● **TASK STATEMENT**
Find each line of the entries with the string "this", please, and copy it.

[Page and application data records]
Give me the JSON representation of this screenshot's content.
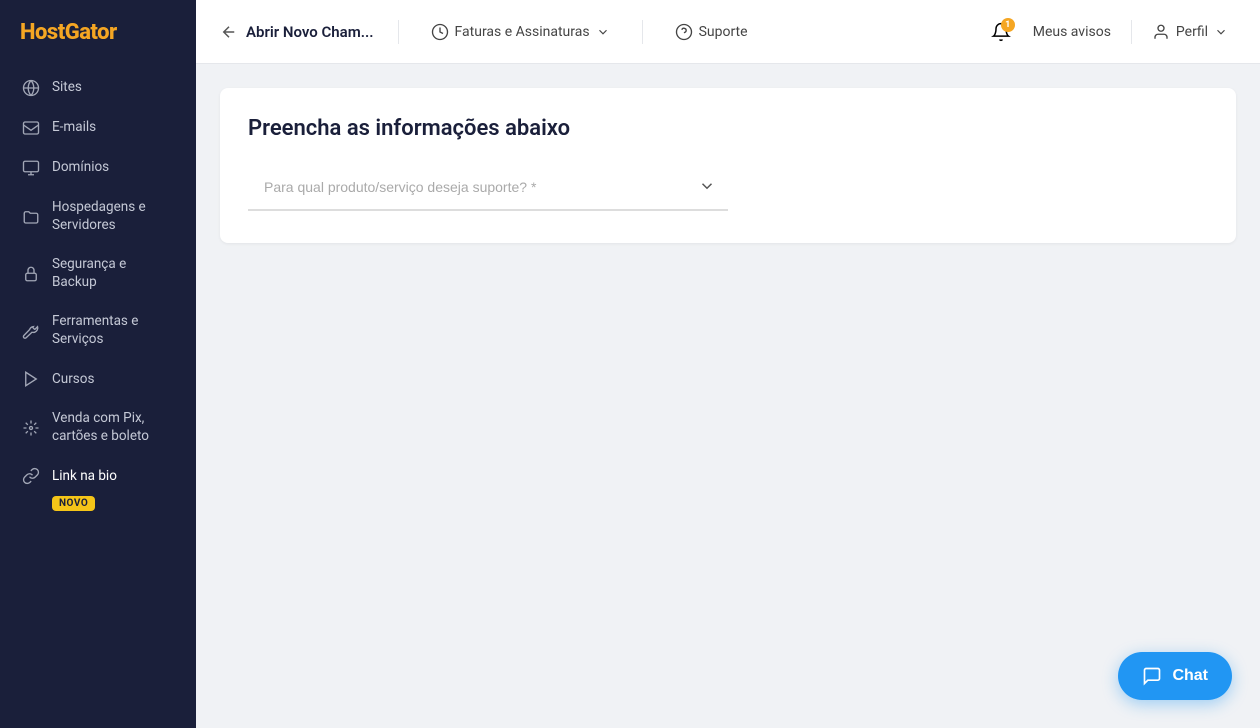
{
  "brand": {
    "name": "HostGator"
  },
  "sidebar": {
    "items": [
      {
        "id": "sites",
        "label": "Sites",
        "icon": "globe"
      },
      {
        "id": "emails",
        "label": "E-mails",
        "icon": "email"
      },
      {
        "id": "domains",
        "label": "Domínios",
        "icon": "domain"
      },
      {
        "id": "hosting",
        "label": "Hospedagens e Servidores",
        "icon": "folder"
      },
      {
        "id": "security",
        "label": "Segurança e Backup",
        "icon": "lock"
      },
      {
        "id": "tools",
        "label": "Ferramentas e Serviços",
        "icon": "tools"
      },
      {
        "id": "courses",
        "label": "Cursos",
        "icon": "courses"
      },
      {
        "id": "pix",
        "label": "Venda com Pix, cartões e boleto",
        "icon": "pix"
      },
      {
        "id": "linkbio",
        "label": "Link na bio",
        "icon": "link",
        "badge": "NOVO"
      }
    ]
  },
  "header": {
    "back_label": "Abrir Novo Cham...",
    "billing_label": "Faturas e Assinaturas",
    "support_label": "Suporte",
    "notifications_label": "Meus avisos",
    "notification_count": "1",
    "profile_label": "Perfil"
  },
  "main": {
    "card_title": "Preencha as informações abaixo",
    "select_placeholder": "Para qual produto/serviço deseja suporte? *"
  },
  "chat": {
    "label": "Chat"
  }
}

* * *

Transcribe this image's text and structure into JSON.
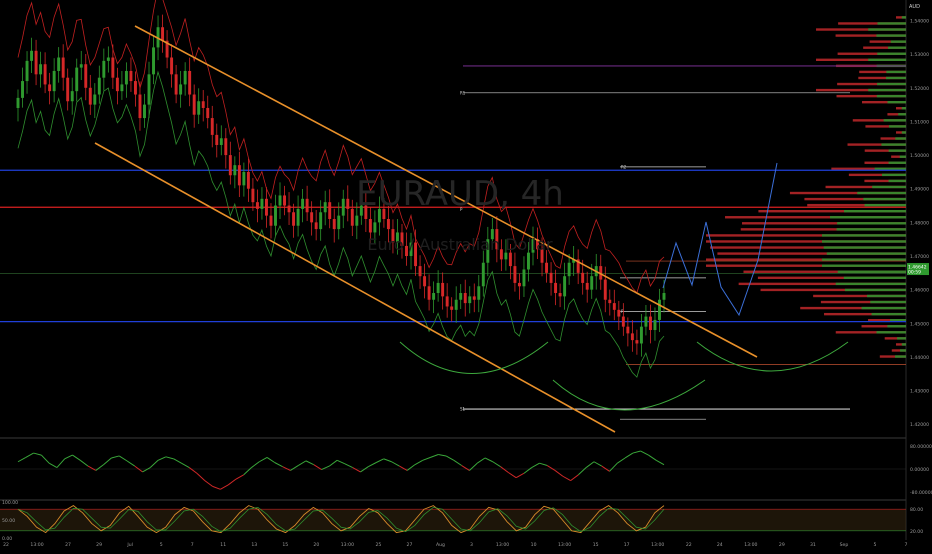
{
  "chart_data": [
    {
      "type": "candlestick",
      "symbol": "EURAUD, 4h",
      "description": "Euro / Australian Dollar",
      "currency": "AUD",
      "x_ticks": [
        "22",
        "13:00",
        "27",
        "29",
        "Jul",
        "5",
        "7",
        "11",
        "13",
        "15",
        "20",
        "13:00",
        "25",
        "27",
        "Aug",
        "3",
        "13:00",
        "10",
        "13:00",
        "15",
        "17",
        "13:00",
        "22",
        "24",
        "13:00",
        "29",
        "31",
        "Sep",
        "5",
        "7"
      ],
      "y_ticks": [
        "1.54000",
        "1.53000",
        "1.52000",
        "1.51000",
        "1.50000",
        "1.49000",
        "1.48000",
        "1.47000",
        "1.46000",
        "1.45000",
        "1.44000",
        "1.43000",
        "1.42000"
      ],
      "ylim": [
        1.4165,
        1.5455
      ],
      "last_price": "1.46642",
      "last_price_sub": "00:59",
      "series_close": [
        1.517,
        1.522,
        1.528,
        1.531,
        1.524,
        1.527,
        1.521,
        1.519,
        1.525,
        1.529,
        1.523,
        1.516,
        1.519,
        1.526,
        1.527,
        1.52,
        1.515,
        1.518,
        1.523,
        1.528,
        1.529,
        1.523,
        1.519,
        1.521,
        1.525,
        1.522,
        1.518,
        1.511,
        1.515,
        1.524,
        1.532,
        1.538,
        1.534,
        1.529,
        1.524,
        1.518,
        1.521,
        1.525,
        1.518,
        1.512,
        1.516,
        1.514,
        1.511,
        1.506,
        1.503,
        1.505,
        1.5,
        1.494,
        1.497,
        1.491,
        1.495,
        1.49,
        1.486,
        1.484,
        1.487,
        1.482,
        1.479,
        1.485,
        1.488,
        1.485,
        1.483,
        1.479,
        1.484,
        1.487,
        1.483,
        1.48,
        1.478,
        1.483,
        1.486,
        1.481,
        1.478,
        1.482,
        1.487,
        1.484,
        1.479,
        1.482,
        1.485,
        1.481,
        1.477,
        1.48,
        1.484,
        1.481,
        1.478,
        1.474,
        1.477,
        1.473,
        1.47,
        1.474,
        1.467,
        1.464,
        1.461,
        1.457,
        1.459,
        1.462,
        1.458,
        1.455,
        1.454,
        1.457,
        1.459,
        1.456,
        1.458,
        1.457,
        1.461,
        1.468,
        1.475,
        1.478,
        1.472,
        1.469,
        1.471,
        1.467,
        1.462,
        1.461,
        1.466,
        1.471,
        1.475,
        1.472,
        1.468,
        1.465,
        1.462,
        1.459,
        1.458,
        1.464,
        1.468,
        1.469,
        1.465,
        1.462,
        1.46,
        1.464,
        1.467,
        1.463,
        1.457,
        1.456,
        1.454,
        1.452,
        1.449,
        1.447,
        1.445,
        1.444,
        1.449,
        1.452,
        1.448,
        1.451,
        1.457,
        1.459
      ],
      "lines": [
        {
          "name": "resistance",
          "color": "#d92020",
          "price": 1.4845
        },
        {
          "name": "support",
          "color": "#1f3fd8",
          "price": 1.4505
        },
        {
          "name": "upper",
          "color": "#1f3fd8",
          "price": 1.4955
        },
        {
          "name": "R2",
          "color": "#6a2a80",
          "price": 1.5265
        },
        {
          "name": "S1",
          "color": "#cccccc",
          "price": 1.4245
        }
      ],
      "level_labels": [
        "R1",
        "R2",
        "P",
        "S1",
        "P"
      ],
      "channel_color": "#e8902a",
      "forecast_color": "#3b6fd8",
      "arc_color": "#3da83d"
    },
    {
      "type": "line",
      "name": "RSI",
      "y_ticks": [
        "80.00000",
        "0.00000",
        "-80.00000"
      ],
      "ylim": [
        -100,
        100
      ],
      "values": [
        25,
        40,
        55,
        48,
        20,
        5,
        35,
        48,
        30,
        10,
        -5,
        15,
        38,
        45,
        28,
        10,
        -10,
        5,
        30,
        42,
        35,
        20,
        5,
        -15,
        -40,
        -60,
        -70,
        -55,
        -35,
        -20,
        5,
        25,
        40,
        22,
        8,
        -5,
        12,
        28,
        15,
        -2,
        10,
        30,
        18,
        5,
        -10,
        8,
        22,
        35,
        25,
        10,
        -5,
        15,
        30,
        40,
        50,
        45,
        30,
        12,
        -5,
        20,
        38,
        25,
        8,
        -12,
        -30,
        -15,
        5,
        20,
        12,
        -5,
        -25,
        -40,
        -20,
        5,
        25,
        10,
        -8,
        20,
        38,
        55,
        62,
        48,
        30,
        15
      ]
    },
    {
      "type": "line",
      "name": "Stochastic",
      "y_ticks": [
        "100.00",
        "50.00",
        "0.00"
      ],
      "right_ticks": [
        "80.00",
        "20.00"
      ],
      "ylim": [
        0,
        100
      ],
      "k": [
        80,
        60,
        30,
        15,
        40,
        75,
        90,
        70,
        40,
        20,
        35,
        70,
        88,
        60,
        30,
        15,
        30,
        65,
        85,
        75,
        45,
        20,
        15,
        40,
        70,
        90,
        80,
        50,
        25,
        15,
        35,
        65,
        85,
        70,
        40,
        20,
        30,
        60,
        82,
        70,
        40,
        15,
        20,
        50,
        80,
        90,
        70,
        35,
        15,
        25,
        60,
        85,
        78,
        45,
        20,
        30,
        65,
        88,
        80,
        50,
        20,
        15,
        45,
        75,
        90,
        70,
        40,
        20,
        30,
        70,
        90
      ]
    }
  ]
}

● **EXPECTED OUTPUT**
Give me the JSON representation of this screenshot's content.
Transcribe this image's text and structure into JSON.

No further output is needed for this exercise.